So what’re K-factors and which do you need to consider? K-factors are the capital requirement metric that take into account a firm’s risk profile, size of the balance sheet, client assets and volume of trading and investment activities; representing the range of risks the firm can present. There are nine K-factors in total, broadly split into:
- Those which apply to firms that don’t have the permission to deal on their own account (K-AUM, K-CMH, K-ASA, K-COH).
- And those that have a trading book (K-DTF, K-NPR, K-CMG, K-TCD, K-CON).
Not to forget the increase in the base capital requirement itself, which under IFPR is £75,000, £150,000 or £750,000. As opposed to the corresponding current levels of €50,000, €125,000 or €730,000 for different types of firms.
Something positive for you to note is that the transitional rules are quite generous, allowing firms to build the required capital over a time horizon of five years. However, this does require careful tracking of the rules at each of the base capital, fixed overheads requirement, and K-factor requirement levels.
Lastly, surrounding all of the above is the consideration of your group structure itself, to determine whether you need to comply with all of the above rules at a solo as well as consolidated level.
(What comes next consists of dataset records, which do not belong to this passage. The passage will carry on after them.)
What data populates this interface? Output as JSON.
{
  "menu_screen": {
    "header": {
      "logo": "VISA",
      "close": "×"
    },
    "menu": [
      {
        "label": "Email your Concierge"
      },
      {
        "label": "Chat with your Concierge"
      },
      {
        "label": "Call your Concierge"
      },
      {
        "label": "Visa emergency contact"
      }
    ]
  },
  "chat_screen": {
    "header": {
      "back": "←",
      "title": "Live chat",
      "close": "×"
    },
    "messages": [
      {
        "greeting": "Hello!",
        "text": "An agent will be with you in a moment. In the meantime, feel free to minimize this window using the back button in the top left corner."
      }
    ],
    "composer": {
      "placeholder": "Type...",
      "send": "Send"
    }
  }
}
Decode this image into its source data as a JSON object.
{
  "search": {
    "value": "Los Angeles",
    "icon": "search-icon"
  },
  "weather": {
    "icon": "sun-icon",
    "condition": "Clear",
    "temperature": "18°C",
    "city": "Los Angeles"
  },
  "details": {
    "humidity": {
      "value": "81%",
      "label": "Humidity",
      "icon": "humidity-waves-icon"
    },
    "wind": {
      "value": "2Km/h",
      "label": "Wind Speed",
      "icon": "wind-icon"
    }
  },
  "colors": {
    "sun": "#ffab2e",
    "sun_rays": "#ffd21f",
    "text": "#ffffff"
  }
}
A simple structure may make you eligible for ‘Group Capital Test’ which is subject to the FCA’s granting permission, but worth avoiding the ‘prudential consolidation rules’ if you can.